(a) in Circulum hunc inevitabiliter illabuntur, do in orbem taro pilimi faltantes . Holder de resolut.fidei lib.c.9.
drer of Bishop Lawd confesseth, it is a visious Circle so a prote Scripture from the Churches Tradition, and the Chure
ches Tradition from Scripture (a), ( as they generally do,
some few Excentrical spirits excepced:) nor can he get e out of it, but by returning to that Vomit, which bis tor
mer Masters had discharged themselves from, viz. cQ si prove Infallibility by miracles, and the motives of credi.
bilicy. But in our case it is quite otherwise, for the Spirit works at inftrumentum, by way of Inftrumcnt; the Scripture,ut argumentum, by way of Argument. It were an abfurd aspersion to call this a Circle , if any man Mould fay: I believe the Sun co be bigger then che Earth,
because my reason cels me it is so, and I believe my reaį fon faith crue, becaufe Mathematical arguments convince eine me it must needs be fo. That which frees this discourse
from the Circle, is, that the Mathematicas prove it,ut ara gumentum, Reason proves it ut inftrumentum : and the fame may be laid in the present case. I shall farcber illuftrate this by a fimilitude or two : It is here, as when a man, through the infirmicy of bis eye, apprehends a thing to be lesse chen ic is. There are three wayes, whereby this man may be convinced of his error :
1. By arguments taken from the thing it felf. 2. By bringing ihe object nearer to the eye, (which was at too great a distance) whereby it appears in its due proportion. 3. By euring the infirmicy of the eye. Thus the Physician, that removes the dislemper of the eye, and restores it to its mative strengch and vigor, may be said to convince him. Now to apply this.' The Spirit of God doth not convince a man of the Divinity of the Scriptures the first way, as a Philosopher, but the last way, as a Physician ; nor by an elucidation of the object by arguments, buc by the elevas
(2) Laud's Labyrinth, chap., 5,

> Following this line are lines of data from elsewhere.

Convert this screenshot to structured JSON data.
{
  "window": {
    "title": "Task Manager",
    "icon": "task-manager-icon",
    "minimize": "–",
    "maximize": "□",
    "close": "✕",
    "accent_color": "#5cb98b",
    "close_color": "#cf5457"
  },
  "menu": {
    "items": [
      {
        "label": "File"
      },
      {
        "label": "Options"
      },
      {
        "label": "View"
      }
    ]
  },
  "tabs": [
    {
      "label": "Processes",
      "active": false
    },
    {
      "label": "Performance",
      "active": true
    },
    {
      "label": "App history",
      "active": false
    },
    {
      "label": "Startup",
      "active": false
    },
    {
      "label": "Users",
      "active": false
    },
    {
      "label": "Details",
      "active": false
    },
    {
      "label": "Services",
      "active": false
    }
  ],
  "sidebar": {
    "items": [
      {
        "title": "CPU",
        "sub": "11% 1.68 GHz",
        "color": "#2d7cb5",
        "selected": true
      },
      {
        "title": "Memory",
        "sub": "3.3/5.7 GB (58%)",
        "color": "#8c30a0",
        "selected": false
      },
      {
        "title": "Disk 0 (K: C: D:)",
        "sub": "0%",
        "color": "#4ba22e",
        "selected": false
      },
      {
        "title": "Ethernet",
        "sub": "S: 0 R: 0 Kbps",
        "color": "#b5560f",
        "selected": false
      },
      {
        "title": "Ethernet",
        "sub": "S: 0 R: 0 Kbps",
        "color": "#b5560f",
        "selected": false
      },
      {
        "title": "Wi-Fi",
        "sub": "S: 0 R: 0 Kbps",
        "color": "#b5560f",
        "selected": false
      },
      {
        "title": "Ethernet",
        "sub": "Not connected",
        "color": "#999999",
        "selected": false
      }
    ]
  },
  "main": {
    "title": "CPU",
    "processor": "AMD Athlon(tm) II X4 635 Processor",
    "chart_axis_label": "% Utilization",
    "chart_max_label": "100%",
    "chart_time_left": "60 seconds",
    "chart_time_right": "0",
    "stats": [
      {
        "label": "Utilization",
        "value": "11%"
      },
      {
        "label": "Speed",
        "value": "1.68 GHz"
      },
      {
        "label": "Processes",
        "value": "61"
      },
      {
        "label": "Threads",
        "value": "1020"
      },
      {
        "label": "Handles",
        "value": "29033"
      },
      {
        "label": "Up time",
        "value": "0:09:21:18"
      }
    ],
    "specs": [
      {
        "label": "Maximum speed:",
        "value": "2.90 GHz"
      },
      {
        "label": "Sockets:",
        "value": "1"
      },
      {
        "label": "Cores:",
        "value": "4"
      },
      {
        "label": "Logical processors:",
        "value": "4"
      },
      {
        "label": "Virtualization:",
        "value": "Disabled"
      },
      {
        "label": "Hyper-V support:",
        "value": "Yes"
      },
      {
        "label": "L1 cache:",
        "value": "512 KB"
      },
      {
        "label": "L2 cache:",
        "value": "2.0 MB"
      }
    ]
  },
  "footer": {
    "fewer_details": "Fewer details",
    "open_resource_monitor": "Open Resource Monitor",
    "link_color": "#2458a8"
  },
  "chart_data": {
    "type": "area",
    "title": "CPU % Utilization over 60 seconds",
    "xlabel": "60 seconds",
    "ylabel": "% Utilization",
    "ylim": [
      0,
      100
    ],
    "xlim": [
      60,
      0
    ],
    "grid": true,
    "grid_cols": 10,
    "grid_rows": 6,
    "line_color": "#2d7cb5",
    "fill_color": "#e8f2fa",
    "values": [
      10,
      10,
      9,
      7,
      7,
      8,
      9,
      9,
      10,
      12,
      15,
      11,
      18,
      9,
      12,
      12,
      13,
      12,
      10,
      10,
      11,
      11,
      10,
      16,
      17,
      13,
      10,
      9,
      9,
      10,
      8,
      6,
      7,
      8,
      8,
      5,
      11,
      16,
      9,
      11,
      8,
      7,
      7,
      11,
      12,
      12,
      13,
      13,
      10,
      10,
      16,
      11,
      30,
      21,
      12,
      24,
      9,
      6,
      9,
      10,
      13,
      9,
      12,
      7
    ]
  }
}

tion of the faculcy, or by anointing the eyes with eyesalve, and curirg its infirmity. To which the second may be added, viz. That the Spirit of God brings his word, and the characters of its Divinity impressed upon it, neai rer unco us ; and writes in the heart according to Gods promise to chat purpose , and so we see the obje& better, by reason of its approximation to us. Or as it is with a Philosopher, whea he reads a book, writen in the defence of some position , (as suppose the doctrine of the circulation of the Bloud,) poflibly his mind may be difcomposed, and his Braines by reason of fome peccant humor much distemper'd, and in this case he reads the book, but is not at all fatisfied by it: afterwards, Phyfical means are applyed, whereby the brain is restored to its nacive constitution, and purged from those distempers, whereby ic was clouded : now he returns to the book again, and reads it over anew, and yields himself captive to the opinion. You see here is no change of the old arguments, nor any addition of new ones; onely the impediments which were in the faculty, or the organ, are removed. Just so it is in the matter now in controversie: The Spirit of God doch not prove the Scripture to me by arguments, which I never had before , buc by the illumination of my mind to apprehend the arguments, which I did 1100 apprehend be ore. It is with men, as it was with Hagar, Gen 21. chere was a Well of water, buc The saw it not, till God opendid her eyes, verf. 19. There is a self-evidencing light in the Scriptures, only the Spirit of God cures that blindness of mind, whereby the Devil hindred the world from discerning it. Thus the Spiric coavinced the Jewes of the Truth of the Gospelby removing the vaile, which was upon cheir hearts in che reading of Moses, 2 Cor. 3.15,16, And so God convinced his elect among the Heathens, not by discovering any more arguments co them, then he did to the reprobates among